"I didn't really get a lot of early touches on the ball, and my first couple of touches were actually turnovers," Tracy said later. "I sort of lost confidence a little bit."
Right before the start of the second half, Demon Deacons coach Jay Vidovich pulled the striker aside for a quick pep talk.
"He told me that if I work, things should happen because I have the skill and knowledge I need to play."
Turns out Vidovich was dead right.
With less than a half-hour on the clock, Wake's Cody Arnoux stripped Buckeyes left back Jordan Lomnicki near the right touchline and raced down the flank.
Arnoux's rolling pass across the face of goal found a streaking Tracy, and the Connecticut-born forward clinically steered it past keeper Casey Latchem to level the score at 1. Suddenly, the momentum -- and the game -- had changed in the Deacs' favor.
Twelve minutes later, Tracy found himself running out of the midfield with the ball at his feet and a pair of defenders in front of him. As he neared the top of Ohio State's box, he eluded a tackle and cut inside, where he saw Zack Schilawski barreling down the middle of the field. Tracy wisely left it for his teammate to slam home with his first touch.
The go-ahead goal stood up, and the title belonged to Wake Forest.
"It's a credit to Jay Vidovich," Tracy said in a jubilant Wake locker room afterward. "All throughout the year and throughout my career, he's instilled confidence in me. He was responsible for my turnaround today."
Said Vidovich: "Marcus is a game changer. He's a special player. I brought him in to be that, and he just keeps growing into the situation. As he matures as a player and gets more experience, he's just going to get better and better."
Tracy's performance at the College Cup this weekend (he scored both Deacs goals against Tech and was named the tourney's offensive MVP after the final) means he inevitably will be mentioned as a potential pro prospect.
With several MLS coaches in attendance at SAS Stadium, the junior outshone Tech's Hermann Trophy finalist Patrick Nyarko and even upstaged his running mate, top Deacs scorer Arnoux. But surprising people is nothing new for Tracy. He's been doing it for years.
"He came out of nowhere," Vidovich said. "He wasn't an Olympic Development Player, didn't do those kinds of things. But he's big-time.

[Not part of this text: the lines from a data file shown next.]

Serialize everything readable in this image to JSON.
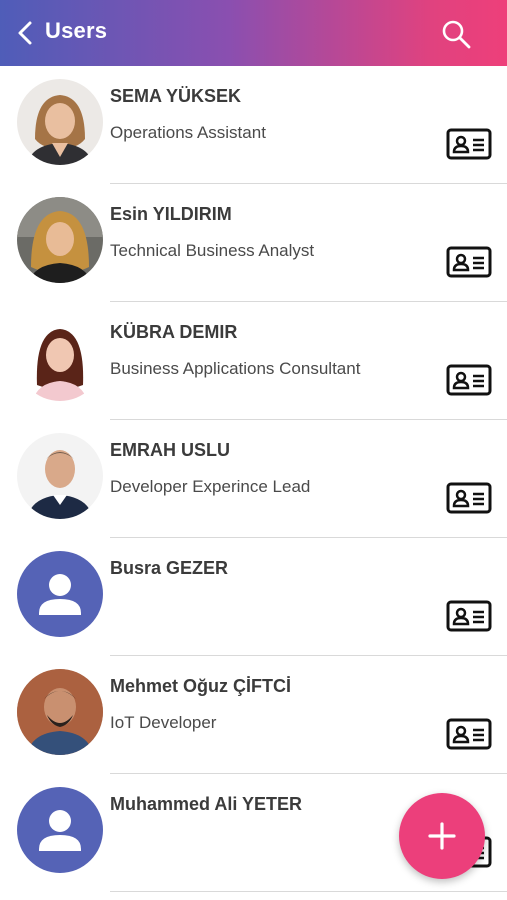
{
  "header": {
    "title": "Users",
    "back_icon": "chevron-left-icon",
    "search_icon": "search-icon"
  },
  "users": [
    {
      "name": "SEMA YÜKSEK",
      "role": "Operations Assistant",
      "avatar": "photo"
    },
    {
      "name": "Esin YILDIRIM",
      "role": "Technical Business Analyst",
      "avatar": "photo"
    },
    {
      "name": "KÜBRA DEMIR",
      "role": "Business Applications Consultant",
      "avatar": "photo"
    },
    {
      "name": "EMRAH USLU",
      "role": "Developer Experince Lead",
      "avatar": "photo"
    },
    {
      "name": "Busra GEZER",
      "role": "",
      "avatar": "placeholder"
    },
    {
      "name": "Mehmet Oğuz ÇİFTCİ",
      "role": "IoT Developer",
      "avatar": "photo"
    },
    {
      "name": "Muhammed Ali YETER",
      "role": "",
      "avatar": "placeholder"
    }
  ],
  "fab": {
    "icon": "plus-icon",
    "color": "#ec3f7b"
  },
  "colors": {
    "placeholder_avatar": "#5563b6",
    "header_start": "#4f5db8",
    "header_end": "#ee3f7a"
  }
}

He's gathering up his game now, and he's learning how to play."
Wake Forest has become something of a soccer mill in recent years, producing a dozen professionals, including reigning MLS Defender of the Year and emerging U.S. national team talent Michael Parkhurst.
"Eventually, I do want to play professional soccer, whether it's in MLS or abroad," Tracy said Sunday. "But right now, I'm a Demon Deacon, and I will be next year."
For the second time in one memorable afternoon, things went Wake Forest's way.
Doug McIntyre is a soccer columnist for ESPN The Magazine and ESPNsoccernet.